You can't have too much of a good thing.

Wild enthusiasm greeted "Variables Claim Victory " when it appeared in Financial Planning magazine. Penned by John P. Huggard, a Certified Financial Planner and faculty member at North Carolina State University , the 1999 article is one of the most reprinted items ever published by the magazine. According to a source at the magazine (circulation 100,000), insurance companies ordered at least 500,000 copies for promotional distribution .

By most standards, that's a 'best seller.'

W. Thomas Conner, vice president and general counsel of the National Association for Variable Annuities, proclaimed the article was "probably the most sophisticated analysis of the tax treatment of variable annuities I have seen."

So Mr. Huggard wrote more.

He wrote "Variable Annuities Victorious" for the October 2001 issue of "Financial Planning" magazine.

This spring he went a step further and published "Investing with Variable Annuities: Fifty Reasons Why Variable Annuities Are Better Long-Term Investments Than Mutual Funds." The paperback, priced at $40 a copy, is not distributed through retail stores. It was "designed almost exclusively for people in the financial business, " Mr. Huggard said in a recent telephone interview. The main reason he wrote the book, he says on page 1, is the "misleading and inaccurate " newspaper and magazine articles about variable annuities.

There's only one problem.

Huggard's work is filled with mathematical mistakes, conceptual errors, and deck-stacking assumptions.

That assessment comes from William Reichenstein, a Professor of Finance at Baylor University. On a recent visit to his office in Waco, I learned that his major professional interest is the study of investment decisions and personal finance. One indication of the depth of his interest is "Taxes and Investments", the college text he wrote on the subject. His work has been published in the Financial Analysts Journal, the Journal of Portfolio Management, and the Journal of Investing--- all peer reviewed journals.

"My major criticism of Huggard is that he always compares an average annuity with a high cost, tax inefficient mutual fund. If the alternative is a low cost, tax efficient stock fund, the average annuity gets clobbered. If the alternative is a low cost annuity, the average annuity still gets clobbered," Professor Reichenstein said.

"The key is talking about what's in the clients interest. And that's a low cost mutual fund or one of the low cost annuities. Yes, the salesman will lose--- because there are no commissions--- but the client will win."

Visit his website, www.finance.baylor.edu/reichenstein, click on "research," and you'll find two articles about Huggard. One refutes Huggard's 1999 article. It points out (1) that Huggard fails to consider the deferred tax liabilities of annuity accumulations; (2) that he uses both average and marginal tax rates at his convenience; and (3) that he erroneously assumes a mutual funds' turnover rate indicates its capital gains realizations. Eliminate Huggard's errors and the imagined superiority of variable annuities over mutual funds disappears.

Looking forward, Professor Reichenstein suggests a basic comparison.

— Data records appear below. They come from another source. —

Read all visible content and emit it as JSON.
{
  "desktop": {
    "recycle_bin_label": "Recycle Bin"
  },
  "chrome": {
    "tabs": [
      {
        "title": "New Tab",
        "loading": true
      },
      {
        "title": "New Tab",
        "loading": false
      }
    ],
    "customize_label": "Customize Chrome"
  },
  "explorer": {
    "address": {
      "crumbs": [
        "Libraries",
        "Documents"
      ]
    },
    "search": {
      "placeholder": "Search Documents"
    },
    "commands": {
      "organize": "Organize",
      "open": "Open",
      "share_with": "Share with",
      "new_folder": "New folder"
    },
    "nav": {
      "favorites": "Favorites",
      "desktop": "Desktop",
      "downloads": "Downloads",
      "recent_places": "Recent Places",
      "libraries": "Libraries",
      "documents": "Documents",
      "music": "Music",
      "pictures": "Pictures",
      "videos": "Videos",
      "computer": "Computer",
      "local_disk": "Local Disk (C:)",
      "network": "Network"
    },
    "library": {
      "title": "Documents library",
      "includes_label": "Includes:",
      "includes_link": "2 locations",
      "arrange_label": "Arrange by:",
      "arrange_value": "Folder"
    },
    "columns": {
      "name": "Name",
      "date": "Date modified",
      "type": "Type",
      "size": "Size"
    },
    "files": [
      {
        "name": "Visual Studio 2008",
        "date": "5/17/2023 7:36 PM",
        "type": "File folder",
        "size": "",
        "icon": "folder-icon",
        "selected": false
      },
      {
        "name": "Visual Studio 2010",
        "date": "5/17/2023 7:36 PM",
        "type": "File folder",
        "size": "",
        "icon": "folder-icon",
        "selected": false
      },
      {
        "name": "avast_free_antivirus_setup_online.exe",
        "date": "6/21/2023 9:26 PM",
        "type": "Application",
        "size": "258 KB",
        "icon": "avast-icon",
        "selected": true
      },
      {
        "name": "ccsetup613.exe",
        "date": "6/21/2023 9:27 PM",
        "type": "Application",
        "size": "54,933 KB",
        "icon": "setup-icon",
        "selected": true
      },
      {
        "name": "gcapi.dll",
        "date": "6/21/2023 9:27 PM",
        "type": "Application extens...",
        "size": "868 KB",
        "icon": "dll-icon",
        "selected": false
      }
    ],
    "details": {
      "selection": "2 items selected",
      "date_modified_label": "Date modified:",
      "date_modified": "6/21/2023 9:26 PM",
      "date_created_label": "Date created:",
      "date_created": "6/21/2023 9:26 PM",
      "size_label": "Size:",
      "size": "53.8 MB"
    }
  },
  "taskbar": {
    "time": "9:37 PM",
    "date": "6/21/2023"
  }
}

"Let's take stock funds. We'll ignore the $30 annual contract fee most variable annuities charge. Even so, the average cost variable annuity will have a 2.1 percent annual expense ratio. If you assume an 8 percent annual return, the variable annuity nets 5.9 percent, tax deferred.

"A low cost index fund would earn 7.5 percent (after expenses and taxes on dividends), with most of the return in unrealized capital gains. The long-term capital gains rate is now 18 percent but the 5.9 percent in the average annuity will probably be taxed at 25 percent or higher… So you get lower costs, tax deferral, and lower tax rates,"   he said.

In a more recent paper, "Critique of Huggard's "Fifty Reasons" , Professor Reichenstein takes three specific examples and walks you through the errors in each one.

What doe this mean for you and me?

If you meet a financial planner who assures you that variable annuities are superior to mutual funds by showing something written by John P. Huggard, you'll know the person is more salesman than planner.  

For the web:

Readers who would like to see an ongoing discussion between financial planners on this subject should visit a discussion I started on the www.Financial-Planning.com website. You'll need to register as a user (describe your profession, etc. as "other") but it only takes a few seconds. Go to "the rooms" (for discussions), click on "investments", and start reading.

Next Tuesday: Who Should Buy a Variable Annuity?